Fixing our leaks? Way less pleasant. We have to do things like drag our middle aged carcasses to therapy, have hard conversations and sit in a lot of discomfort while we try to figure out why we feel so depleted, then even more discomfort while we make necessary changes.

The Eat Pray Love exception: if you’re in a position to do really interesting things to fix your leaks, it can be even more enjoyable than filling your cup. But, since most of us aren’t in that position (heavy sigh), it doesn’t apply. If you are, however, in that position, please, for the love of all that is sacred, TAKE ADVANTAGE OF IT.

And why am I mulling this over? Because I’m resisting the awareness that I have to do some fixing of leaks when I would much rather continue to focus on filling my cup.

I’m coming to terms with the fact that I can spend twelve hours a week in yoga class, hit a recovery meeting every weekday, take baths, go to acupuncture, get dinner with people I enjoy, fill my cup with every trick in my arsenal…and still struggle to drag my half-dead corpse out of bed each morning because I’m filled with dread about the coming day.

The water I’m pouring in isn’t staying put; it goes right down the drain. So the solution isn’t to frantically pour more in, it’s to get to leak fixin’.

And I will. I’m in a fortunate position: I know where my leak is. This particular one is work related. I’m out of alignment work-wise and the resulting stress is draining my cup faster than I can fill it.

Knowing where the leak is, in my experience, is half the battle.

The second half, and the part that I haven’t worked up the courage for yet, is actually taking action. Speaking up. Making the necessary changes. Setting boundaries so the changes stick.

But I’ll get there. Mostly because I’ve been open about what I’m struggling with and the people in my life have set strict boundaries with me: make the changes or you’re dead to us. Ok, maybe not that strict. But my therapist has alluded to firing me if I don’t make changes and I’ll almost certainly be kicked out of my book club if I don’t report positive action.

So I’ll do it. And life will get better. Then another leak will pop up and I’ll resist fixing it until it becomes painful enough that I have to, and so on and so forth.

Probably, the cycle will be the same for most of you. Except my friend Ina, who actually seems capable of living life without suffering, but I have to assume she’s an alien.

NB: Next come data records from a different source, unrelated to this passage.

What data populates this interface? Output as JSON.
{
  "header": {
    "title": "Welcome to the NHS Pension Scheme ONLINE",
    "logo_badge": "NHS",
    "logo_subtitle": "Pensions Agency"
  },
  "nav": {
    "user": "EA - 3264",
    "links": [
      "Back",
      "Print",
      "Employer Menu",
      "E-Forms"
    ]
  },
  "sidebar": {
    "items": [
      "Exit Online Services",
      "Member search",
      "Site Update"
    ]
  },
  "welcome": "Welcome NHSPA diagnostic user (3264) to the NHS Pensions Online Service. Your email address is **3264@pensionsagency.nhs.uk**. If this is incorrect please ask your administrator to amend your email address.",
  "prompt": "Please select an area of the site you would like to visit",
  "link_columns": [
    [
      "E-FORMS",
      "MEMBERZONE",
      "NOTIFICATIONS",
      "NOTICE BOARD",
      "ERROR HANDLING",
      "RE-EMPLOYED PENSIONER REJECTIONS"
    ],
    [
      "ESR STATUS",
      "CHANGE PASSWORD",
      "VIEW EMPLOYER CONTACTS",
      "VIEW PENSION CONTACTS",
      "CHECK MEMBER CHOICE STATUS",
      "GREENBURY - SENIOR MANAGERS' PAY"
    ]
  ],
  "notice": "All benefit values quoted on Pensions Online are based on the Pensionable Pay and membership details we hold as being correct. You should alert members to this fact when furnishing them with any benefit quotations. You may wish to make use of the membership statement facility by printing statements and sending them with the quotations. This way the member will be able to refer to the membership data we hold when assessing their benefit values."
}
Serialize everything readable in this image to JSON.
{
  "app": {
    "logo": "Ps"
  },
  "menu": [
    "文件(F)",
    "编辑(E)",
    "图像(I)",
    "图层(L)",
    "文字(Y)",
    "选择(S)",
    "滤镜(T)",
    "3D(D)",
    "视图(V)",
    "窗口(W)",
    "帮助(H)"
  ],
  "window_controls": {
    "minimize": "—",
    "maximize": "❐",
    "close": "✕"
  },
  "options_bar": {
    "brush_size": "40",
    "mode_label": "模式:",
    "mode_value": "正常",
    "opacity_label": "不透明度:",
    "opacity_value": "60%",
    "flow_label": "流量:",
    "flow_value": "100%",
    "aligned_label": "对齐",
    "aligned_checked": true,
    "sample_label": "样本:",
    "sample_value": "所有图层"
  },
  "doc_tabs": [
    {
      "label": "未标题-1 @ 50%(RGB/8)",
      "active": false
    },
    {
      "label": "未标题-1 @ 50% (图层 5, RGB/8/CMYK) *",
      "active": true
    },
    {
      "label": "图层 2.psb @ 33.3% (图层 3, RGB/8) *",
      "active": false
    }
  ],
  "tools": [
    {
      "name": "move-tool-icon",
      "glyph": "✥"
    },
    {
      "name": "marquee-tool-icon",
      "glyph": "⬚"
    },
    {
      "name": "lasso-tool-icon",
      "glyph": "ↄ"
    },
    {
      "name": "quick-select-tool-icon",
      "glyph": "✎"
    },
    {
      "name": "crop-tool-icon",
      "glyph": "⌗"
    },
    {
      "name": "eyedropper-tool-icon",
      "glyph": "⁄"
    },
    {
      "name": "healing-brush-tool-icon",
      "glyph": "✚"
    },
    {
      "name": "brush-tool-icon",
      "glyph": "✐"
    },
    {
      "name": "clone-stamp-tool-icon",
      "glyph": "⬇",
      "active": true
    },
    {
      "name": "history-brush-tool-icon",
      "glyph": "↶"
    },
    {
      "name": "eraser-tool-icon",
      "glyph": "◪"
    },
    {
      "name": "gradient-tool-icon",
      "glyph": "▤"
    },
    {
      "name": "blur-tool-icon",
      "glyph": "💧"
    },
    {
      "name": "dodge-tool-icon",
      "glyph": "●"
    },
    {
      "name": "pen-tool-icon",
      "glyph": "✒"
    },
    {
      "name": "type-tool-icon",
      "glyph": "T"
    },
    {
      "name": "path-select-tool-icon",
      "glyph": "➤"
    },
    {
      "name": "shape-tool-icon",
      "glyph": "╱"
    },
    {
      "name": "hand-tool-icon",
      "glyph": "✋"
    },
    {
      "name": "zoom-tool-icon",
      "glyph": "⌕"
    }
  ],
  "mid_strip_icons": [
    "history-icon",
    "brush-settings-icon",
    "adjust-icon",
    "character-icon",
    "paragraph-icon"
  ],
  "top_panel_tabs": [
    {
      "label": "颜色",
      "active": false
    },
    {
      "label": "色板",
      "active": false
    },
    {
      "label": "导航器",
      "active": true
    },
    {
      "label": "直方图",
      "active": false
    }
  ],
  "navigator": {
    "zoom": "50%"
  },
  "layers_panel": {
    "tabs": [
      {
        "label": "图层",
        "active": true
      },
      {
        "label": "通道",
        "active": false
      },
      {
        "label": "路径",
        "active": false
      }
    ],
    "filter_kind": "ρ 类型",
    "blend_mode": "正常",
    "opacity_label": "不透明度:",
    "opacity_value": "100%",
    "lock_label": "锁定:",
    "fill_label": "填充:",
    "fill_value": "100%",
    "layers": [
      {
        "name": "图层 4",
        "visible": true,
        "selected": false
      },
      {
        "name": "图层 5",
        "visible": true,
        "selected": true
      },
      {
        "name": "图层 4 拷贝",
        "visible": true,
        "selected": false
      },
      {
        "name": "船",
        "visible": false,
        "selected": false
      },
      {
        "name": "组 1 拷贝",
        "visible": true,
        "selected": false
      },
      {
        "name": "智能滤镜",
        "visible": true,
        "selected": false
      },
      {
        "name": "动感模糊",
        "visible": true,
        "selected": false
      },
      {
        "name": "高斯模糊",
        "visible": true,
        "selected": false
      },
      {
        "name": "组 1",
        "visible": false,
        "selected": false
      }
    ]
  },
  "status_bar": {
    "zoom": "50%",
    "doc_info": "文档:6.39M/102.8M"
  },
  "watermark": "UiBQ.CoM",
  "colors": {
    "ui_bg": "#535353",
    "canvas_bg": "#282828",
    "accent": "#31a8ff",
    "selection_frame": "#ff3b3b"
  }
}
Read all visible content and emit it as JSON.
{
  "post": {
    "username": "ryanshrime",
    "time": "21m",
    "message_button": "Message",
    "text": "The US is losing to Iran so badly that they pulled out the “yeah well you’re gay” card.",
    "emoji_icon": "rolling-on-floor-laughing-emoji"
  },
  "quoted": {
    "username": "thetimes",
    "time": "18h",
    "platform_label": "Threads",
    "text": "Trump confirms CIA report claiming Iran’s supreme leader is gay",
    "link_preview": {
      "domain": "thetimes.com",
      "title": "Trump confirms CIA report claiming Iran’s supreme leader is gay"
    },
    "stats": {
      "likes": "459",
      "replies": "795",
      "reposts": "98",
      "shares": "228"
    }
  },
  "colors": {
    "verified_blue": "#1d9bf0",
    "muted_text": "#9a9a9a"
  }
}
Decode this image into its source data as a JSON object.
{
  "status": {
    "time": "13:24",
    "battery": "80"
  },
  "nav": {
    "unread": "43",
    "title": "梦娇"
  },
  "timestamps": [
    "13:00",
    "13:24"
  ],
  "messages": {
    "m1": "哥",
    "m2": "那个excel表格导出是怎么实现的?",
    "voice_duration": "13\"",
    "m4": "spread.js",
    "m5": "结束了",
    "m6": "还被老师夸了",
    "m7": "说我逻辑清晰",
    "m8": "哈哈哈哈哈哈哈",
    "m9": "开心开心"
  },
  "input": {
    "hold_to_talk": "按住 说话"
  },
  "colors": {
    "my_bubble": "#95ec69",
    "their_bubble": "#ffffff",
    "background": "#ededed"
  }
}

Fortunately, for the rest of us, there are baths. So, here’s to them. And to filling cups. And fixing leaks. And maybe, just maybe, treating this human experience as if it were something to regard with curiosity, something both interesting and enlightening and, often, even pretty darn rewarding.